FOCUS ON THE REAL ISSUES, is a timely admonition by Ellen White “not to engage in controversy” with enemies lest we “be diverted and hindered from our work”. HORMONE REPLACEMENT THERAPY by Handysides and Landless is a MUST READ. Jimmy Phillips asks readers to “adopt the Jesus model by taking healing action before we challenge people’s appearance, lifestyle, and theology”.

A HOLY SPELL by Michael W. Campbell is a carefully researched account of Adventist worship practices before the Adventist Church was formally organized in 1863. It’s a MUST READ.

Monte Salin does his usual excellent job of recommending Christian reading. IN This issue the common theme is evangelism. In WAITING FOR THE KING, Elfriede Volke reflects on her glimpse of the motorcade of Belgium’s King Leopold. She was a girl of six in a crowd of “cast-offs of society” waiting to see a king who never noticed her. It broke her heart.

There are three pieces in this Review that are poorly written, but they frustrate and sadden me for additional and more important reasons. The first and most egregiously upsetting is the cover story, JUST 144,000? REALY? by Ganoune Diop. The cover promised to untangle “the secret behind the mysterious number”. It didn’t! This was in spite the editorial “help” of Wilona Karimabadi, author of 144K IN CYBERSPACE, the article’s sidebar that equated the 144,000 with other “tough” theological concepts.

First of all, The 144,000 isn’t “a favorite topic of ‘parlor conversation’—particularly on Sabbath afternoons—among Adventists”. It’s only a popular topic for traditional Adventist literalists, thankfully a diminishing minority, who have to reinterpret the number of the “saved”, a very big number in 1863, to mean a much bigger number today—15,000,000 and counting!

As to the attempt to “untangle the secret behind the mysterious number” we have first to “untangle” words such as “stand” and “standing”.

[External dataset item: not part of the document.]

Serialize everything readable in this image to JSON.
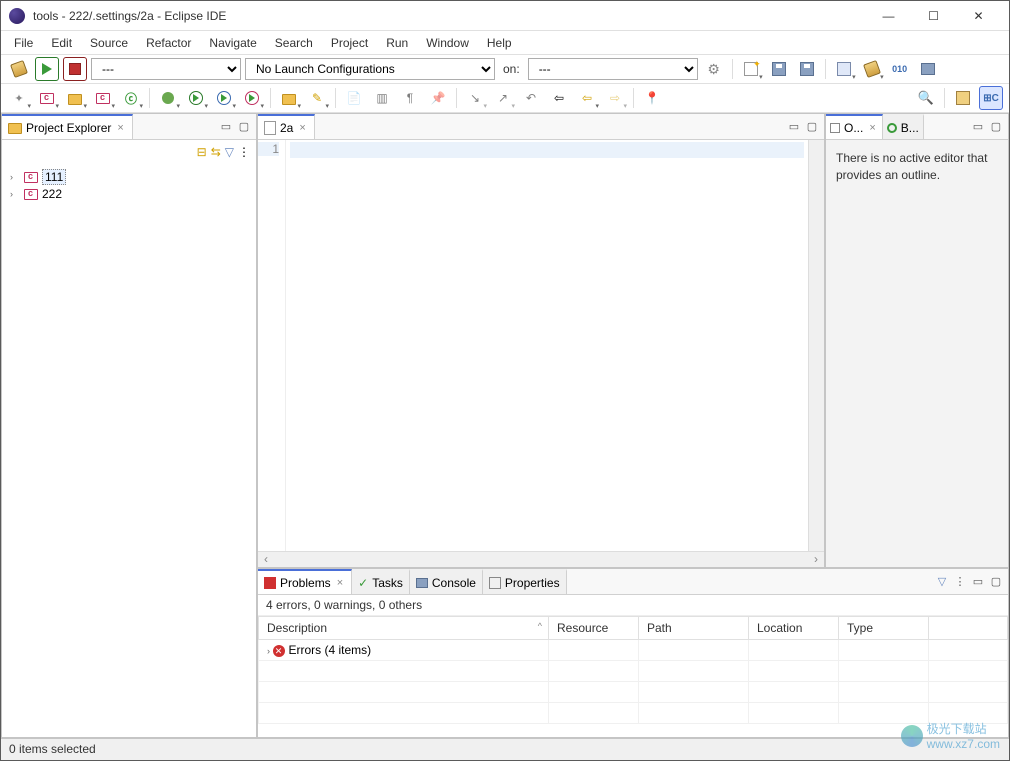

“The 144,000 are able to stand because they worship the Lamb. Notwithstanding the angels who stand in the book of Revelation, humans are able to stand because the Lamb is standing. Revelation 5 tells us that the Lamb was slain but is standing. This refers to Christ’s death and resurrection in apocalyptic language. The concept of victory is central to the entire message of chapter 5. Without the Lamb’s victory, there is no other victory.

“It is no accident that Revelation 14, in referring to the 144,000, describes them as standing with the Lamb on Mount Zion and that they follow the Lamb wherever He goes (Rev. 14:1-5).”

Finally, Diop, concludes, “The number 144,000 is a symbolic number.” Words fail me once again.

A MESSAGE FOR REVELATION’S SAINTS by Hyveith Williams claims her interpretation of Revelation provides a “comfort, encouragement, incentive to believers facing persecution and possible death! What hope for these uncertain times”. Maybe it’s just me, but her preceding paragraphs describing the fiery liqueur “served undiluted into the cup of divine judgment” to those “tormented” souls who have “the mark of the beast”, left me uncomfortable and uncomforted.

Why KISVIEW features the story Jenny, THE LITTLE MILLERITE, who “wasn’t sure about her relationship with Jesus because her experience had been scary”, i.e. Jesus didn’t return on October 22, 1844, is puzzling. Even though she decided to join “a church” when she was 11 and went on “to study her Bible, and to not follow without first asking questions and studying for herself”, the author fails to make explicit the historical significance of story, the lesson to be learned, or the relevance of the story to the kids reading it.

Geoscience Institute, it hasn’t been 400 years, but it’s been long enough!

Comic from Frazz, by Jef Mallett
(click image to enlarge)

The Gift That Keeps on Giving

Modified from the comic Non Sequitur, by Wiley
(click to enlarge)